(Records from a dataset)
• • •
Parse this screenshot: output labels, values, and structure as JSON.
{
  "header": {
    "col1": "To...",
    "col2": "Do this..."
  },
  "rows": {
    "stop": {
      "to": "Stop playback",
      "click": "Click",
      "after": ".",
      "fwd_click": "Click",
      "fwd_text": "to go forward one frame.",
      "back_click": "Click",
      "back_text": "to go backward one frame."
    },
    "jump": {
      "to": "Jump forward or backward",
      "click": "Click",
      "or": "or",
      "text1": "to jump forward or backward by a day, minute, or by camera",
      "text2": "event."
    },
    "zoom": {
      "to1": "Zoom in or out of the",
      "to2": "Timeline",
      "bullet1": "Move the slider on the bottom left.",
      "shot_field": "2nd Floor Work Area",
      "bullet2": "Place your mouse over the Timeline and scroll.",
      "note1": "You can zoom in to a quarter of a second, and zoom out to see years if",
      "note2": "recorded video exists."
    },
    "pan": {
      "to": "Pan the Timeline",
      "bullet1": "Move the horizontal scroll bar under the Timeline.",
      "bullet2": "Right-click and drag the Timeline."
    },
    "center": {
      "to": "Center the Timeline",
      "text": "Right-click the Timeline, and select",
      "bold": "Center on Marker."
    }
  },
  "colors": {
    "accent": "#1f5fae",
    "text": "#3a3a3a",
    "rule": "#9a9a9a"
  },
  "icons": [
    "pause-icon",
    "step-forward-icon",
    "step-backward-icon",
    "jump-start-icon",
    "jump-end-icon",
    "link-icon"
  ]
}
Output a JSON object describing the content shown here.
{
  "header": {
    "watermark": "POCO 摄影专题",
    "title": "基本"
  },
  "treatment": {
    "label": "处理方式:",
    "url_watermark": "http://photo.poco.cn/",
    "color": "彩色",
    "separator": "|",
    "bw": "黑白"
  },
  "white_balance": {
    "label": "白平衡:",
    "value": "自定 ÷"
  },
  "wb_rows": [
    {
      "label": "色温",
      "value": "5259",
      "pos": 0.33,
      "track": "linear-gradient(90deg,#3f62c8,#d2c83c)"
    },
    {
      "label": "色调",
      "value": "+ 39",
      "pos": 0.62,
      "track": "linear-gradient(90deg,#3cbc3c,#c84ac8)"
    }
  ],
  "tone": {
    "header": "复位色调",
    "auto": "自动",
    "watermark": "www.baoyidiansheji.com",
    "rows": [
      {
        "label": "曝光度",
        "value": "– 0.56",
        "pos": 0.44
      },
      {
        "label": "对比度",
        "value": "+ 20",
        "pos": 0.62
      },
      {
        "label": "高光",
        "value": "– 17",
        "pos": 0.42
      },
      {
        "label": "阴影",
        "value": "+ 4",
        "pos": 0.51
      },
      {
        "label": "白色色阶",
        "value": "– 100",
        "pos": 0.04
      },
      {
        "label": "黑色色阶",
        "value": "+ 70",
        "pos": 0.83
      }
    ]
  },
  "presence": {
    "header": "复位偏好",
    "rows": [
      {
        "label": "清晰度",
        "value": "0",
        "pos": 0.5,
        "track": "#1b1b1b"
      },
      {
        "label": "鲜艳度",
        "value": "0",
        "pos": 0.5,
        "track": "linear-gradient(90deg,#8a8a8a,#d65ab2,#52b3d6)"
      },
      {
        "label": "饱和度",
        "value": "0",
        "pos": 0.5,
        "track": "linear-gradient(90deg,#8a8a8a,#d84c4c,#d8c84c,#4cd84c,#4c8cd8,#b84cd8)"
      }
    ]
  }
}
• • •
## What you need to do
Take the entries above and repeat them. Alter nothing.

## The completed task
Parse this screenshot: output labels, values, and structure as JSON.
{
  "header": {
    "col1": "To...",
    "col2": "Do this..."
  },
  "rows": {
    "stop": {
      "to": "Stop playback",
      "click": "Click",
      "after": ".",
      "fwd_click": "Click",
      "fwd_text": "to go forward one frame.",
      "back_click": "Click",
      "back_text": "to go backward one frame."
    },
    "jump": {
      "to": "Jump forward or backward",
      "click": "Click",
      "or": "or",
      "text1": "to jump forward or backward by a day, minute, or by camera",
      "text2": "event."
    },
    "zoom": {
      "to1": "Zoom in or out of the",
      "to2": "Timeline",
      "bullet1": "Move the slider on the bottom left.",
      "shot_field": "2nd Floor Work Area",
      "bullet2": "Place your mouse over the Timeline and scroll.",
      "note1": "You can zoom in to a quarter of a second, and zoom out to see years if",
      "note2": "recorded video exists."
    },
    "pan": {
      "to": "Pan the Timeline",
      "bullet1": "Move the horizontal scroll bar under the Timeline.",
      "bullet2": "Right-click and drag the Timeline."
    },
    "center": {
      "to": "Center the Timeline",
      "text": "Right-click the Timeline, and select",
      "bold": "Center on Marker."
    }
  },
  "colors": {
    "accent": "#1f5fae",
    "text": "#3a3a3a",
    "rule": "#9a9a9a"
  },
  "icons": [
    "pause-icon",
    "step-forward-icon",
    "step-backward-icon",
    "jump-start-icon",
    "jump-end-icon",
    "link-icon"
  ]
}
Output a JSON object describing the content shown here.
{
  "header": {
    "watermark": "POCO 摄影专题",
    "title": "基本"
  },
  "treatment": {
    "label": "处理方式:",
    "url_watermark": "http://photo.poco.cn/",
    "color": "彩色",
    "separator": "|",
    "bw": "黑白"
  },
  "white_balance": {
    "label": "白平衡:",
    "value": "自定 ÷"
  },
  "wb_rows": [
    {
      "label": "色温",
      "value": "5259",
      "pos": 0.33,
      "track": "linear-gradient(90deg,#3f62c8,#d2c83c)"
    },
    {
      "label": "色调",
      "value": "+ 39",
      "pos": 0.62,
      "track": "linear-gradient(90deg,#3cbc3c,#c84ac8)"
    }
  ],
  "tone": {
    "header": "复位色调",
    "auto": "自动",
    "watermark": "www.baoyidiansheji.com",
    "rows": [
      {
        "label": "曝光度",
        "value": "– 0.56",
        "pos": 0.44
      },
      {
        "label": "对比度",
        "value": "+ 20",
        "pos": 0.62
      },
      {
        "label": "高光",
        "value": "– 17",
        "pos": 0.42
      },
      {
        "label": "阴影",
        "value": "+ 4",
        "pos": 0.51
      },
      {
        "label": "白色色阶",
        "value": "– 100",
        "pos": 0.04
      },
      {
        "label": "黑色色阶",
        "value": "+ 70",
        "pos": 0.83
      }
    ]
  },
  "presence": {
    "header": "复位偏好",
    "rows": [
      {
        "label": "清晰度",
        "value": "0",
        "pos": 0.5,
        "track": "#1b1b1b"
      },
      {
        "label": "鲜艳度",
        "value": "0",
        "pos": 0.5,
        "track": "linear-gradient(90deg,#8a8a8a,#d65ab2,#52b3d6)"
      },
      {
        "label": "饱和度",
        "value": "0",
        "pos": 0.5,
        "track": "linear-gradient(90deg,#8a8a8a,#d84c4c,#d8c84c,#4cd84c,#4c8cd8,#b84cd8)"
      }
    ]
  }
}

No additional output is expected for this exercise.